START MATERIAL SHOWN
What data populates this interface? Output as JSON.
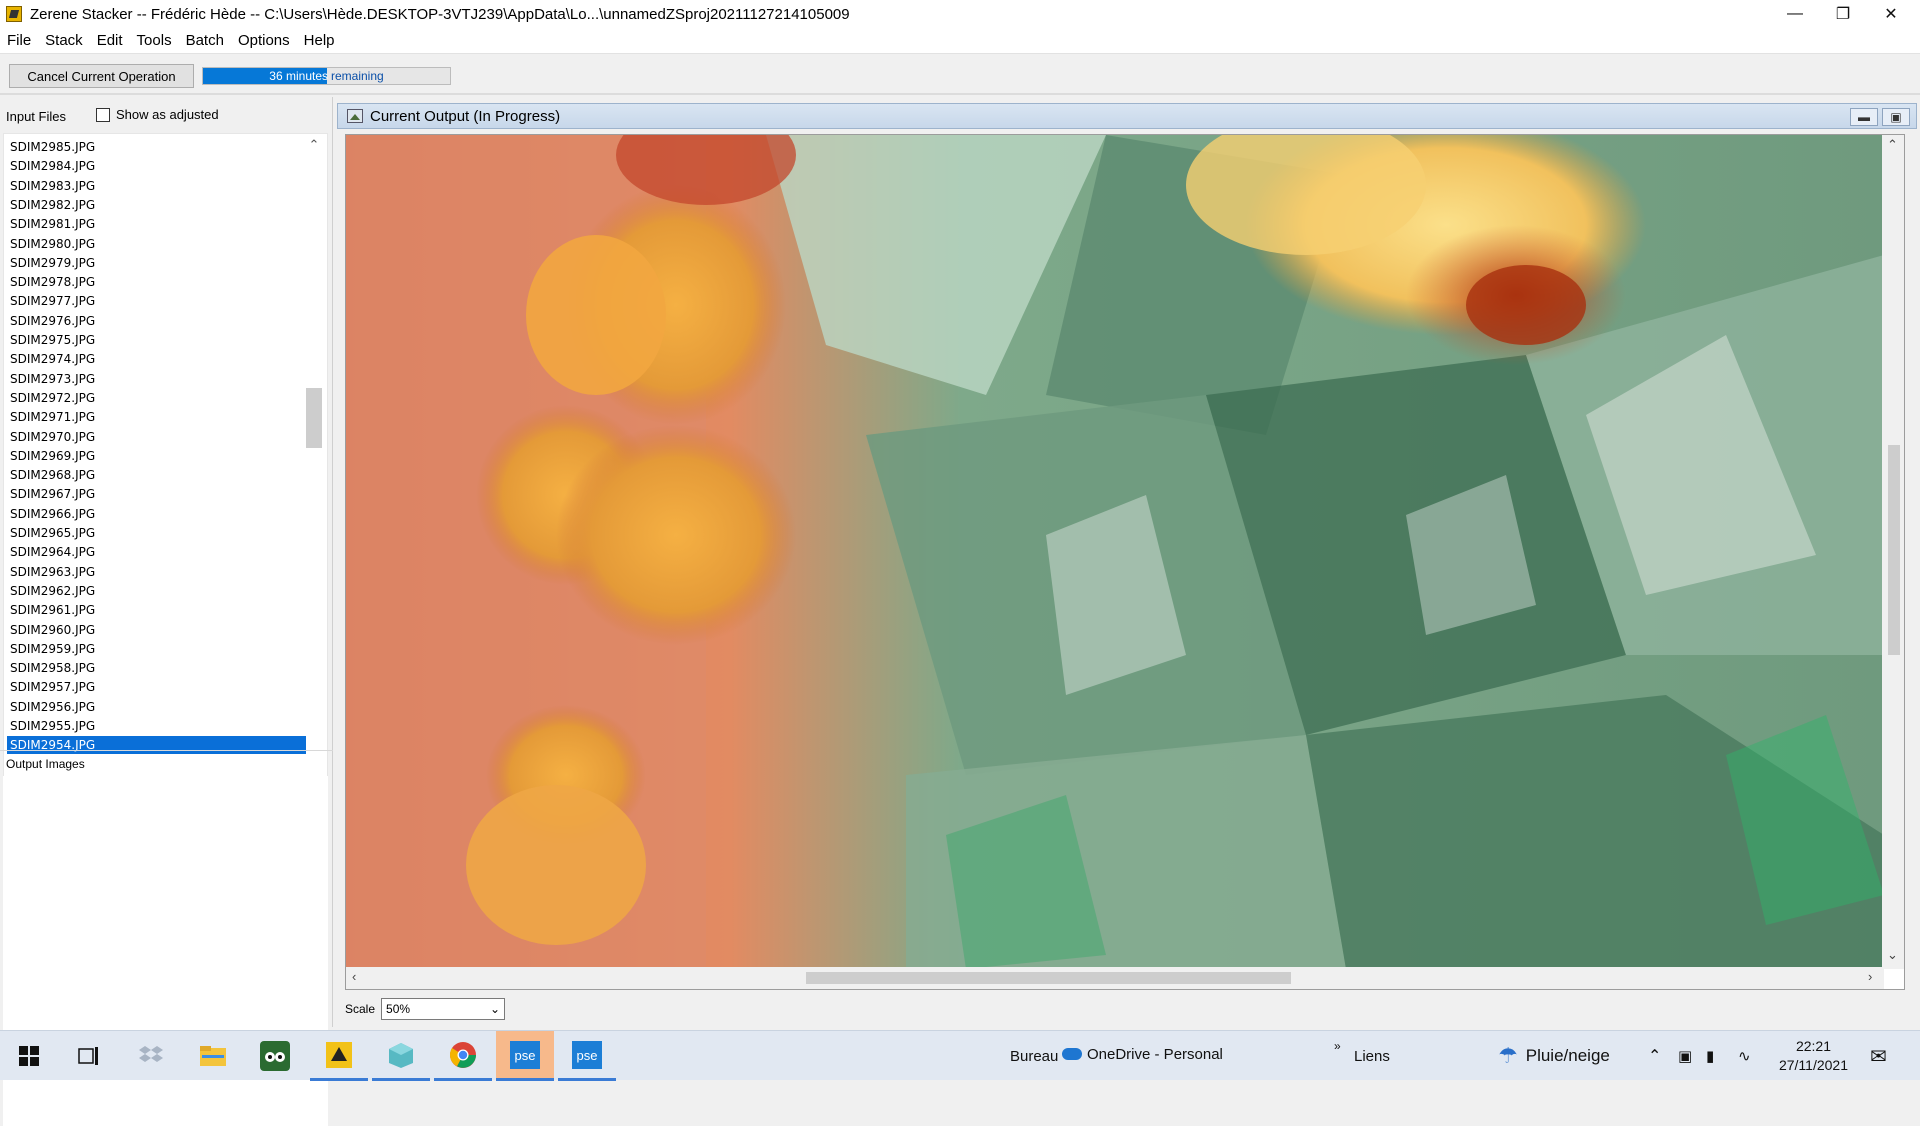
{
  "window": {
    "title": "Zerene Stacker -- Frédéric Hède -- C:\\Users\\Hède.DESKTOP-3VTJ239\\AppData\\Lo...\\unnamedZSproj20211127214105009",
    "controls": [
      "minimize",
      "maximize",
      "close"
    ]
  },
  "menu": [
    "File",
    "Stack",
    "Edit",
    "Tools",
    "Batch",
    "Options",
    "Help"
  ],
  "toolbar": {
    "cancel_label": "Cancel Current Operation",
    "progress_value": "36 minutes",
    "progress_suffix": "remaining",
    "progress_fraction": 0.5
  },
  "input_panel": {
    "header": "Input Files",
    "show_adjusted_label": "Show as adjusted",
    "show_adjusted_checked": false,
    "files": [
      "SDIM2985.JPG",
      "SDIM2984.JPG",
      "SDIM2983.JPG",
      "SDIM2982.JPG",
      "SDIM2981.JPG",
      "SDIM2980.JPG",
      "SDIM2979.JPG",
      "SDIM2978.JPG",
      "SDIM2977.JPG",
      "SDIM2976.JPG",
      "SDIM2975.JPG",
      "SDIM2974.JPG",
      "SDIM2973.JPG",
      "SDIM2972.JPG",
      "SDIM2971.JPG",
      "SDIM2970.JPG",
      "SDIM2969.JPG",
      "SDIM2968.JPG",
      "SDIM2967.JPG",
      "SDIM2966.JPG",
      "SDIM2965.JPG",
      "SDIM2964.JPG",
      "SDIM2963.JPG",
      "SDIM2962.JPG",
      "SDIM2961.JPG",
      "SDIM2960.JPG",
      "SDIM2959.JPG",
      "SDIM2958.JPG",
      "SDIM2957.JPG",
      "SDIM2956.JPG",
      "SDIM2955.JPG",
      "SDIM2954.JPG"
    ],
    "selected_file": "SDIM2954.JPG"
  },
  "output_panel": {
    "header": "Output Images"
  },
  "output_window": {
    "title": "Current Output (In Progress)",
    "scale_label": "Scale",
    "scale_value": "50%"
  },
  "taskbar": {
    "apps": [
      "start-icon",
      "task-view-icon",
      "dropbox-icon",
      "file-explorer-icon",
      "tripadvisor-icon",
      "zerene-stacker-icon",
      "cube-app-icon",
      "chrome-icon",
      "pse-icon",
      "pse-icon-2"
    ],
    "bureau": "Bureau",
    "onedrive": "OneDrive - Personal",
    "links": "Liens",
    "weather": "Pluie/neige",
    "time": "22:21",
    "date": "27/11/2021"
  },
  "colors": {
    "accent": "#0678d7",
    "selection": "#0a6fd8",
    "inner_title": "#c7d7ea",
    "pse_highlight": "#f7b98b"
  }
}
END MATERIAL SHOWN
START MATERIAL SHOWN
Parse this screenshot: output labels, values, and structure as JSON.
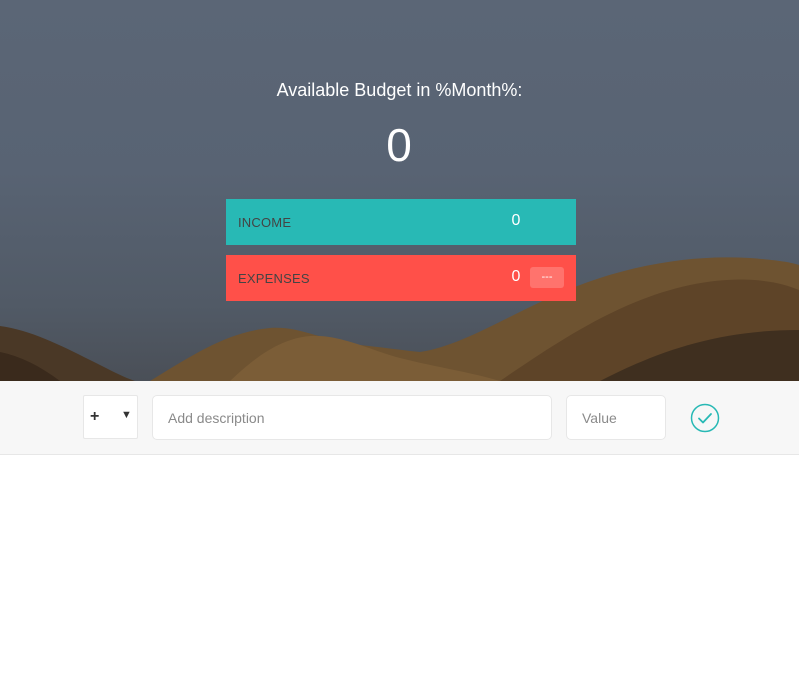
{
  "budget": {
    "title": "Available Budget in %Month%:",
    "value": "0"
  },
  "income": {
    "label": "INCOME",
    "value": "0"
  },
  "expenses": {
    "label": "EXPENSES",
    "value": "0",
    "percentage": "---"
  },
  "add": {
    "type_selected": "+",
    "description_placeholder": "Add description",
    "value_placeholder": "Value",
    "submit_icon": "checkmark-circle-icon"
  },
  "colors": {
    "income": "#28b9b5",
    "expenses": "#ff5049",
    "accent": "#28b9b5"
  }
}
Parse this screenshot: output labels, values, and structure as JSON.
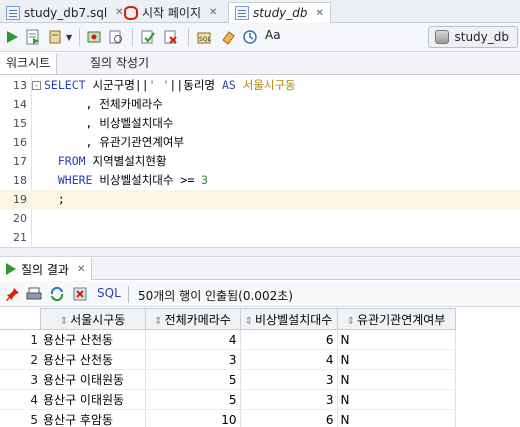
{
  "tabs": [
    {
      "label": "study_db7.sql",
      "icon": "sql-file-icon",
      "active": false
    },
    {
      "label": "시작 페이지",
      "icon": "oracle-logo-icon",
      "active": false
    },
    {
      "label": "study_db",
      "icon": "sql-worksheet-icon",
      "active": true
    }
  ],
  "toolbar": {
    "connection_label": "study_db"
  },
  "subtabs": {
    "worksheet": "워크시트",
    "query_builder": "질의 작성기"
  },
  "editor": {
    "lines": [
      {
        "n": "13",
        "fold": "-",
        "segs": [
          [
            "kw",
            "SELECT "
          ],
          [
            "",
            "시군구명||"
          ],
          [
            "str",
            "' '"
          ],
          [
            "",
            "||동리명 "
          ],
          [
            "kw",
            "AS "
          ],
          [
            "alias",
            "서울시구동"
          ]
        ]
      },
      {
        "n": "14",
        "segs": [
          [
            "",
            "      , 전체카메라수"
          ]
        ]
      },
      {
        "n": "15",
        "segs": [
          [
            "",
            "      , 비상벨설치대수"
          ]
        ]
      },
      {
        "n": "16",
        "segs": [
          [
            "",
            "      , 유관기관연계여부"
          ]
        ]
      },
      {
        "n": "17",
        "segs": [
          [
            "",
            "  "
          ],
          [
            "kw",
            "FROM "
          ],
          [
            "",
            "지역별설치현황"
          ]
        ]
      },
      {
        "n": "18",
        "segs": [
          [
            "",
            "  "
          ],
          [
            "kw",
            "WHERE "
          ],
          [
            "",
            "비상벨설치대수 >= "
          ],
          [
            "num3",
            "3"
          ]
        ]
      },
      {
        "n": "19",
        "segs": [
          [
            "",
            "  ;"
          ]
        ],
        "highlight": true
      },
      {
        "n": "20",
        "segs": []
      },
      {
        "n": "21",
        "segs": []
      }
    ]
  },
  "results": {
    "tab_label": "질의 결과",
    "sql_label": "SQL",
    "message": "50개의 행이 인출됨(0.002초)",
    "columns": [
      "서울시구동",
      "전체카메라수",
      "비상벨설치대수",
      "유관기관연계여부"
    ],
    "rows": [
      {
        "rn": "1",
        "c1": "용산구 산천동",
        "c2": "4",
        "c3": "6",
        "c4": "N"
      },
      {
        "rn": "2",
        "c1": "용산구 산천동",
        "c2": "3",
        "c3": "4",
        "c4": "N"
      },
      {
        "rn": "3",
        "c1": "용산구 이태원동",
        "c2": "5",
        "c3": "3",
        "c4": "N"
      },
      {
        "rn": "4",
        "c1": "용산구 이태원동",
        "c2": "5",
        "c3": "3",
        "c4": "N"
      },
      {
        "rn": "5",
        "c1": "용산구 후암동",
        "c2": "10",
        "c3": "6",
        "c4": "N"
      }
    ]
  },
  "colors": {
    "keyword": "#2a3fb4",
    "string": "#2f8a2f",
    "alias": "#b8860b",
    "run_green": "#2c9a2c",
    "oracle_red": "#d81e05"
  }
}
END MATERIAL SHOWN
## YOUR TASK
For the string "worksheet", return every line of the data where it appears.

## SOLUTION TO THE PROBLEM
      "icon": "sql-worksheet-icon",
    "worksheet": "워크시트",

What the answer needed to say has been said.